TASK DETAILS — Within the records below, find each line that holds the string "nAtlantic", then copy it.

----

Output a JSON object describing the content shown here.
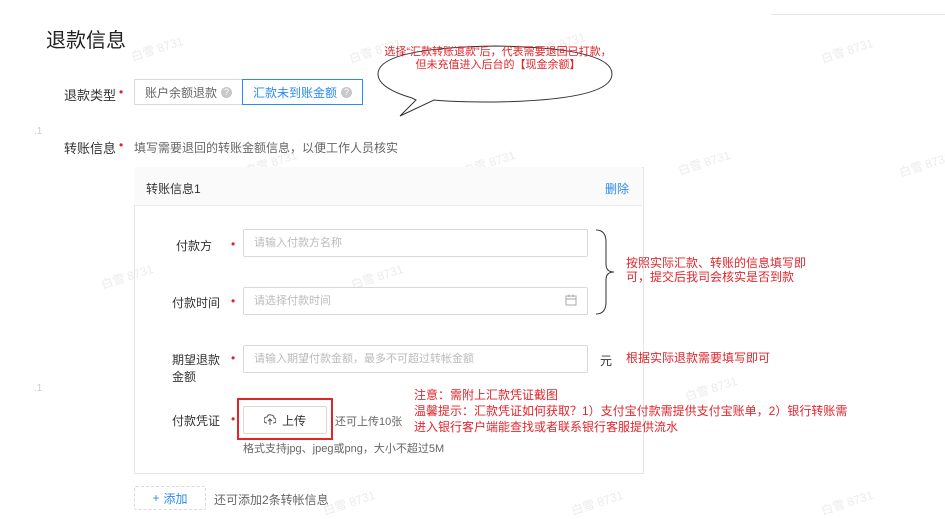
{
  "page_title": "退款信息",
  "watermark": "白雪 8731",
  "refund_type": {
    "label": "退款类型",
    "required_mark": "•",
    "options": [
      {
        "label": "账户余额退款",
        "help": "?"
      },
      {
        "label": "汇款未到账金额",
        "help": "?"
      }
    ],
    "selected": "汇款未到账金额"
  },
  "callout_bubble": "选择“汇款转账退款”后，代表需要退回已打款，但未充值进入后台的【现金余额】",
  "transfer_info": {
    "label": "转账信息",
    "required_mark": "•",
    "hint": "填写需要退回的转账金额信息，以便工作人员核实"
  },
  "card": {
    "title": "转账信息1",
    "delete_label": "删除",
    "fields": [
      {
        "label": "付款方",
        "required_mark": "•",
        "placeholder": "请输入付款方名称"
      },
      {
        "label": "付款时间",
        "required_mark": "•",
        "placeholder": "请选择付款时间",
        "icon": "calendar-icon"
      },
      {
        "label_line1": "期望退款",
        "label_line2": "金额",
        "required_mark": "•",
        "placeholder": "请输入期望付款金额，最多不可超过转帐金额",
        "unit": "元"
      }
    ],
    "voucher": {
      "label": "付款凭证",
      "required_mark": "•",
      "upload_label": "上传",
      "upload_icon": "upload-icon",
      "limit_text": "还可上传10张",
      "format_text": "格式支持jpg、jpeg或png，大小不超过5M"
    }
  },
  "add": {
    "button_label": "添加",
    "button_icon": "+",
    "remaining_text": "还可添加2条转帐信息"
  },
  "annotations": {
    "brace_note_line1": "按照实际汇款、转账的信息填写即",
    "brace_note_line2": "可，提交后我司会核实是否到款",
    "amount_note": "根据实际退款需要填写即可",
    "voucher_note_line1": "注意：需附上汇款凭证截图",
    "voucher_note_line2": "温馨提示：汇款凭证如何获取？1）支付宝付款需提供支付宝账单，2）银行转账需",
    "voucher_note_line3": "进入银行客户端能查找或者联系银行客服提供流水"
  },
  "colors": {
    "primary": "#2a8bf2",
    "annotation_red": "#e0262c",
    "border": "#d9d9d9"
  }
}
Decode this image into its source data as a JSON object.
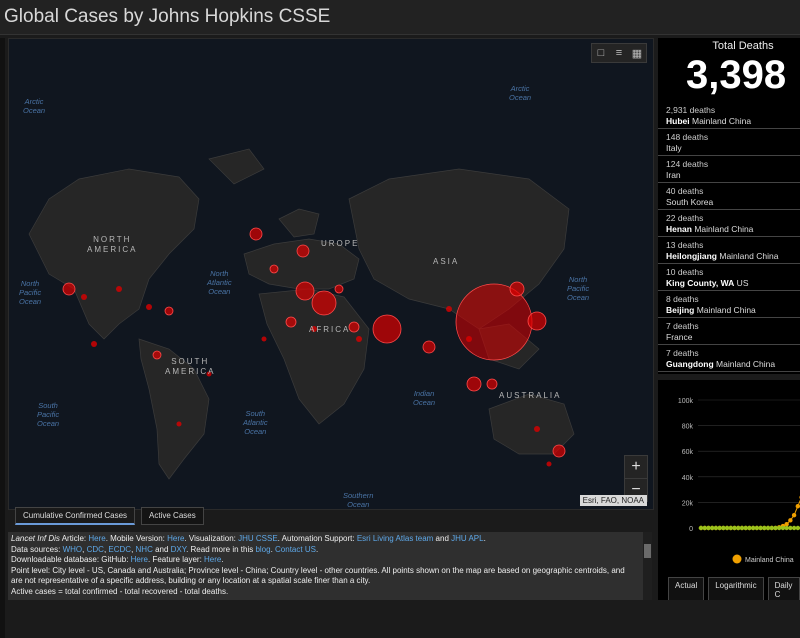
{
  "header": {
    "title": "Global Cases by Johns Hopkins CSSE"
  },
  "map": {
    "attribution": "Esri, FAO, NOAA",
    "ocean_labels": [
      {
        "text": "Arctic\nOcean"
      },
      {
        "text": "Arctic\nOcean"
      },
      {
        "text": "North\nAtlantic\nOcean"
      },
      {
        "text": "North\nPacific\nOcean"
      },
      {
        "text": "North\nPacific\nOcean"
      },
      {
        "text": "South\nPacific\nOcean"
      },
      {
        "text": "South\nAtlantic\nOcean"
      },
      {
        "text": "Indian\nOcean"
      },
      {
        "text": "Southern\nOcean"
      }
    ],
    "continent_labels": [
      {
        "text": "NORTH\nAMERICA"
      },
      {
        "text": "UROPE"
      },
      {
        "text": "ASIA"
      },
      {
        "text": "AFRICA"
      },
      {
        "text": "SOUTH\nAMERICA"
      },
      {
        "text": "AUSTRALIA"
      }
    ],
    "zoom_in": "+",
    "zoom_out": "−"
  },
  "tabs": {
    "cumulative": "Cumulative Confirmed Cases",
    "active": "Active Cases"
  },
  "info": {
    "line1_prefix": "Lancet Inf Dis",
    "line1_a": " Article: ",
    "here1": "Here",
    "line1_b": ". Mobile Version: ",
    "here2": "Here",
    "line1_c": ". Visualization: ",
    "jhu": "JHU CSSE",
    "line1_d": ". Automation Support: ",
    "esri": "Esri Living Atlas team",
    "and": " and ",
    "apl": "JHU APL",
    "line2_prefix": "Data sources: ",
    "who": "WHO",
    "cdc": "CDC",
    "ecdc": "ECDC",
    "nhc": "NHC",
    "dxy": "DXY",
    "line2_mid": ". Read more in this ",
    "blog": "blog",
    "contact": "Contact US",
    "line3_prefix": "Downloadable database: GitHub: ",
    "here3": "Here",
    "line3_mid": ". Feature layer: ",
    "here4": "Here",
    "line4": "Point level: City level - US, Canada and Australia; Province level - China; Country level - other countries. All points shown on the map are based on geographic centroids, and are not representative of a specific address, building or any location at a spatial scale finer than a city.",
    "line5": "Active cases = total confirmed - total recovered - total deaths."
  },
  "deaths": {
    "label": "Total Deaths",
    "total": "3,398",
    "rows": [
      {
        "count": "2,931 deaths",
        "bold": "Hubei",
        "place": " Mainland China"
      },
      {
        "count": "148 deaths",
        "bold": "",
        "place": "Italy"
      },
      {
        "count": "124 deaths",
        "bold": "",
        "place": "Iran"
      },
      {
        "count": "40 deaths",
        "bold": "",
        "place": "South Korea"
      },
      {
        "count": "22 deaths",
        "bold": "Henan",
        "place": " Mainland China"
      },
      {
        "count": "13 deaths",
        "bold": "Heilongjiang",
        "place": " Mainland China"
      },
      {
        "count": "10 deaths",
        "bold": "King County, WA",
        "place": " US"
      },
      {
        "count": "8 deaths",
        "bold": "Beijing",
        "place": " Mainland China"
      },
      {
        "count": "7 deaths",
        "bold": "",
        "place": "France"
      },
      {
        "count": "7 deaths",
        "bold": "Guangdong",
        "place": " Mainland China"
      }
    ]
  },
  "chart": {
    "legend": "Mainland China",
    "tabs": [
      "Actual",
      "Logarithmic",
      "Daily C"
    ],
    "series_color": "#f0a000",
    "other_color": "#9bc21c"
  },
  "chart_data": {
    "type": "line",
    "ylim": [
      0,
      100000
    ],
    "y_ticks": [
      "100k",
      "80k",
      "60k",
      "40k",
      "20k",
      "0"
    ],
    "series": [
      {
        "name": "Mainland China",
        "values": [
          0,
          0,
          0,
          0,
          0,
          0,
          0,
          0,
          0,
          0,
          0,
          0,
          0,
          0,
          0,
          0,
          0,
          0,
          0,
          0,
          0,
          500,
          1500,
          3000,
          6000,
          10000,
          17000,
          24000,
          31000,
          40000
        ]
      },
      {
        "values": [
          0,
          0,
          0,
          0,
          0,
          0,
          0,
          0,
          0,
          0,
          0,
          0,
          0,
          0,
          0,
          0,
          0,
          0,
          0,
          0,
          0,
          0,
          0,
          0,
          0,
          0,
          0,
          0,
          0,
          0
        ]
      }
    ]
  }
}
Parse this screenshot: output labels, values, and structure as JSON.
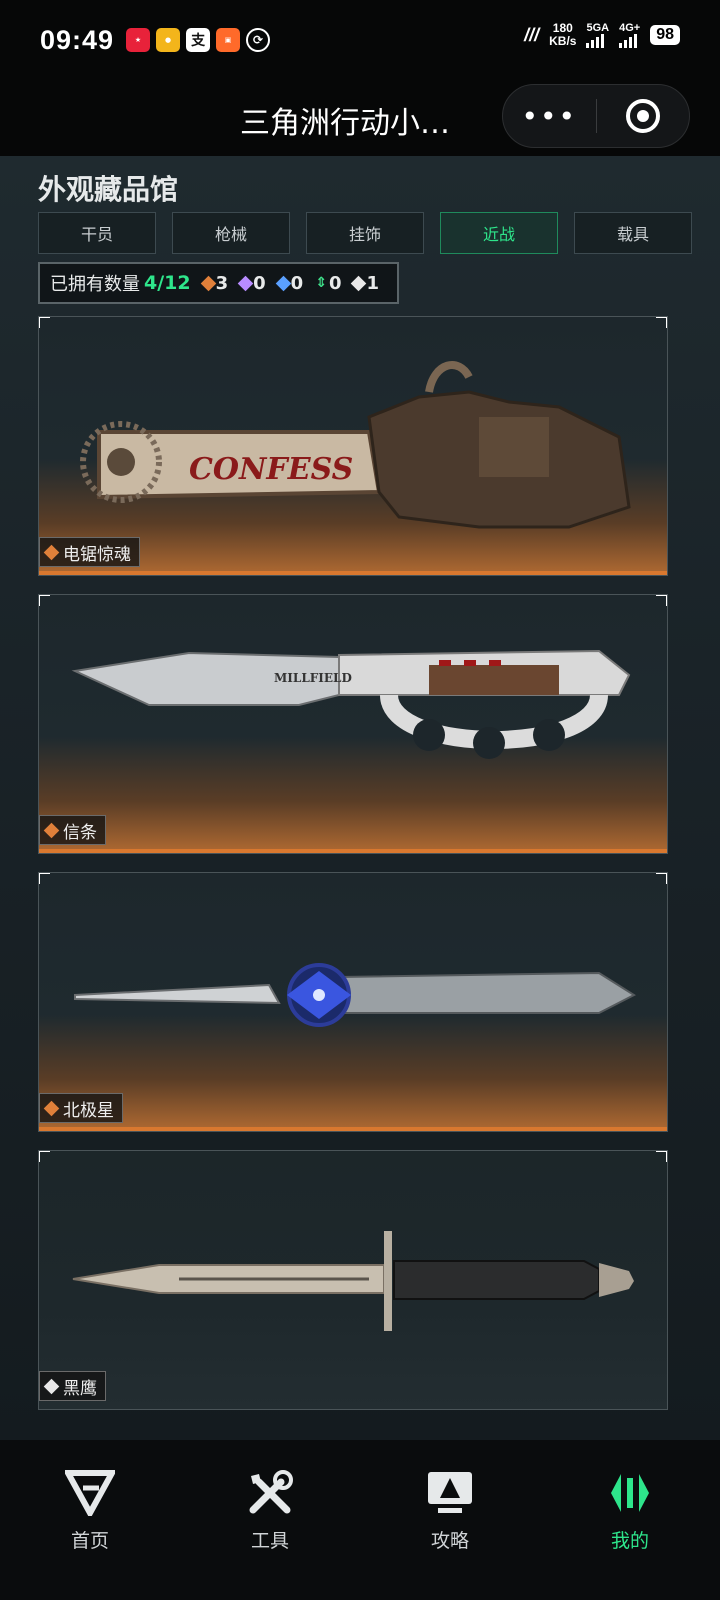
{
  "status_bar": {
    "time": "09:49",
    "speed_value": "180",
    "speed_unit": "KB/s",
    "net1": "5GA",
    "net2": "4G+",
    "battery": "98"
  },
  "title_bar": {
    "title": "三角洲行动小…",
    "more_label": "•••"
  },
  "page": {
    "title": "外观藏品馆",
    "tabs": [
      {
        "label": "干员"
      },
      {
        "label": "枪械"
      },
      {
        "label": "挂饰"
      },
      {
        "label": "近战"
      },
      {
        "label": "载具"
      }
    ],
    "active_tab": "近战",
    "owned": {
      "label": "已拥有数量",
      "count": "4/12",
      "rarities": [
        {
          "color": "#e0803a",
          "value": "3"
        },
        {
          "color": "#b88cff",
          "value": "0"
        },
        {
          "color": "#5aa0ff",
          "value": "0"
        },
        {
          "color": "#3ee08a",
          "value": "0"
        },
        {
          "color": "#e8e8e8",
          "value": "1"
        }
      ]
    }
  },
  "items": [
    {
      "name": "电锯惊魂",
      "rarity_color": "#e0803a"
    },
    {
      "name": "信条",
      "rarity_color": "#e0803a"
    },
    {
      "name": "北极星",
      "rarity_color": "#e0803a"
    },
    {
      "name": "黑鹰",
      "rarity_color": "#e8e8e8"
    }
  ],
  "item_art_text": {
    "chainsaw": "CONFESS",
    "knuckle": "MILLFIELD"
  },
  "bottom_nav": [
    {
      "label": "首页",
      "icon": "home-logo-icon"
    },
    {
      "label": "工具",
      "icon": "tools-icon"
    },
    {
      "label": "攻略",
      "icon": "guide-icon"
    },
    {
      "label": "我的",
      "icon": "profile-logo-icon"
    }
  ],
  "colors": {
    "accent": "#2ee58b",
    "orange": "#d9782f"
  }
}
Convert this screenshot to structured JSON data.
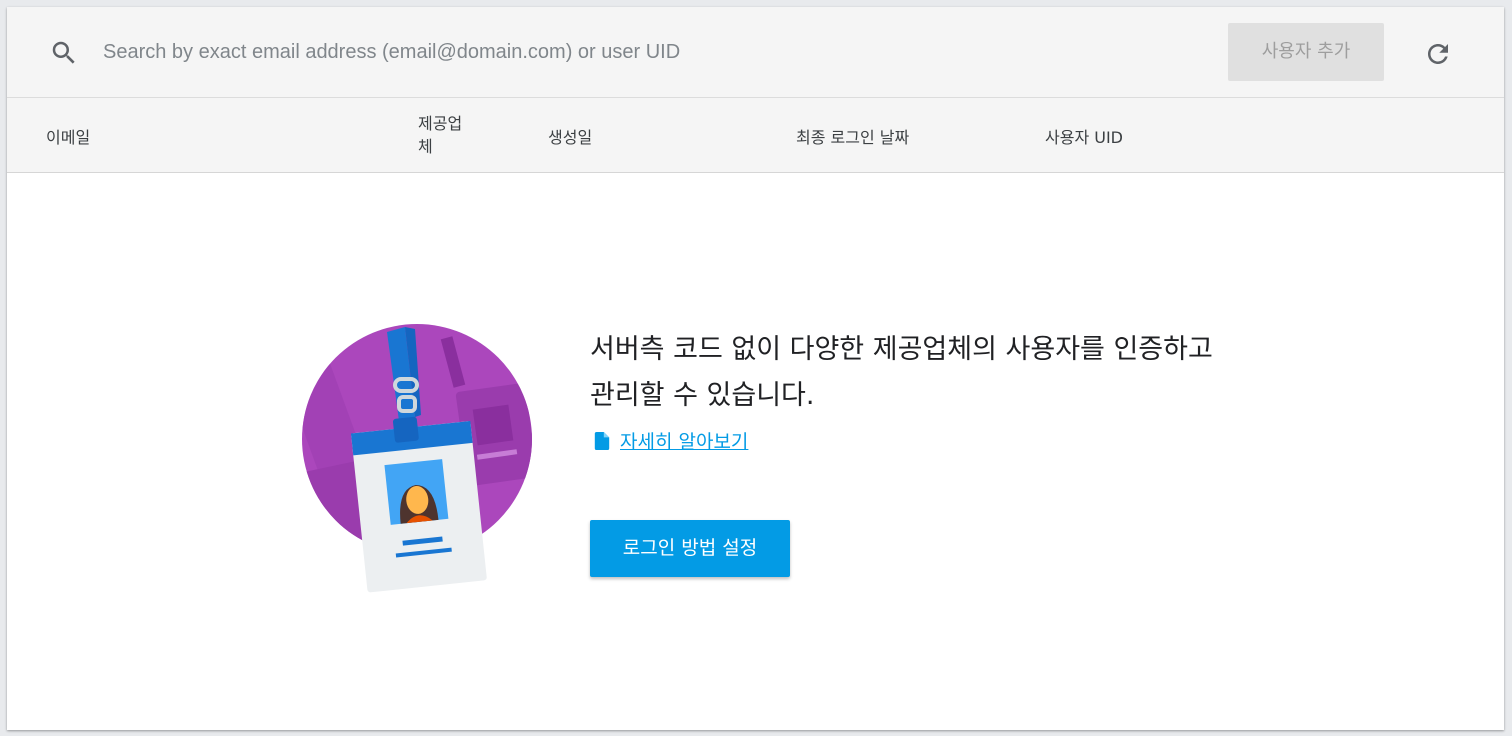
{
  "search": {
    "placeholder": "Search by exact email address (email@domain.com) or user UID",
    "icon": "search-icon"
  },
  "toolbar": {
    "add_user_label": "사용자 추가",
    "refresh_icon": "refresh-icon"
  },
  "table": {
    "columns": [
      "이메일",
      "제공업체",
      "생성일",
      "최종 로그인 날짜",
      "사용자 UID"
    ]
  },
  "empty_state": {
    "message": "서버측 코드 없이 다양한 제공업체의 사용자를 인증하고 관리할 수 있습니다.",
    "learn_more_label": "자세히 알아보기",
    "setup_button_label": "로그인 방법 설정",
    "illustration": "id-badge-illustration"
  },
  "colors": {
    "accent": "#039be5",
    "header_bg": "#f5f5f5",
    "illustration_purple": "#ab47bc"
  }
}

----

EXERCISE OUTPUT —
        "text": "North\nAtlantic\nOcean"
        "text": "South\nAtlantic\nOcean"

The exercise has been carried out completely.